This is almost unrecognisable Shakespeare. The Propeller Theatre Company, an all-male ensemble and director, Edward Hall, have given us a Shakespeare for the MTV generation, as three long plays are compacted into two short ones. This, the first half of the Rose Rage double bill, is mainly based on Part II of the Henry VI trilogy. Indeed, there are only a few edited highlights of the original Part I (blink and you'll miss them) while Joan of Arc, most of Talbot's speeches, the sub-plot involving Gloucester's wife and various nobles are all removed.
Hall's version (which he also adapted, with Roger Warren) presents a span of history in episodic form and it works. And because there is much concentration on bloody intrigue, war and murder, there is much blood and gore. He emphasises the slaughterhouse that England has become by accompanying each killing by the cutting up of meat while beheadings are represented by cabbages being hacked in two (this effectively illustrates the brutality of the times though it does leave the stage looking like a greengrocers at closing).
All the time, Hall keeps up the relentless pace: episode quickly leads to new episode, as we sweep past years of history.
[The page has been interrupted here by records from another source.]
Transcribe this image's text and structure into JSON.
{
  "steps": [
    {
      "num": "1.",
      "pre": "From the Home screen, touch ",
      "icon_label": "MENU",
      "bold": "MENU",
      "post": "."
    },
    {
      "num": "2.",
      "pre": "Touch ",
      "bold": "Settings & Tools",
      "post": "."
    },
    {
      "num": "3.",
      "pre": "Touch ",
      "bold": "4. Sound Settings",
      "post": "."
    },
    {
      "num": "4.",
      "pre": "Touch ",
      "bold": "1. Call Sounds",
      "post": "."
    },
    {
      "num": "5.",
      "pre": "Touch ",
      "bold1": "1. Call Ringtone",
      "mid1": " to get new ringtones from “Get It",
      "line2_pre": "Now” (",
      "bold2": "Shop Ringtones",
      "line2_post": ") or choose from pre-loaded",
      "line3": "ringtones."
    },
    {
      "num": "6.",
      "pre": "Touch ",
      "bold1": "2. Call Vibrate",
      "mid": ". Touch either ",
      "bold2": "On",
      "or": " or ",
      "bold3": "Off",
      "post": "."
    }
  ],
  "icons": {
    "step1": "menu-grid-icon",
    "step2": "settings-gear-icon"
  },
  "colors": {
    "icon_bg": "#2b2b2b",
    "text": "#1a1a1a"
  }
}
The Jack Cade rebellion is heralded by Tony Bell's Cade, rapping his proclamation, quickly taken up by the rebels: "reformation, no taxation". When Cade agrees to kill all the lawyers, the soldiers drag the audience looking for likely candidates.
As an ensemble performance, the whole cast works really hard but there are some outstanding individual performances worth noting: Bell as both Cade and a leather-clad, sinister Warwick; Jonathan McGuinness's Henry, at first simpering like a mediaeval Stan Laurel and laying the seeds for his own destruction with his vapid and ineffectual posturing; and Robert Hands' Margaret which is a joy, coquettish until her vicious nature is laid bare.
My only complaint with this first installment would be that York's long discussion about his legitimacy for the throne has been excised. Perhaps Hall is making the point that such people as these nobles needed no excuse for their greed for power, but York places great importance on his claim to the throne and something is missing by not including it. That aside, this is a genuinely thrilling, innovative, bold, pacy production that truly enhances the West End.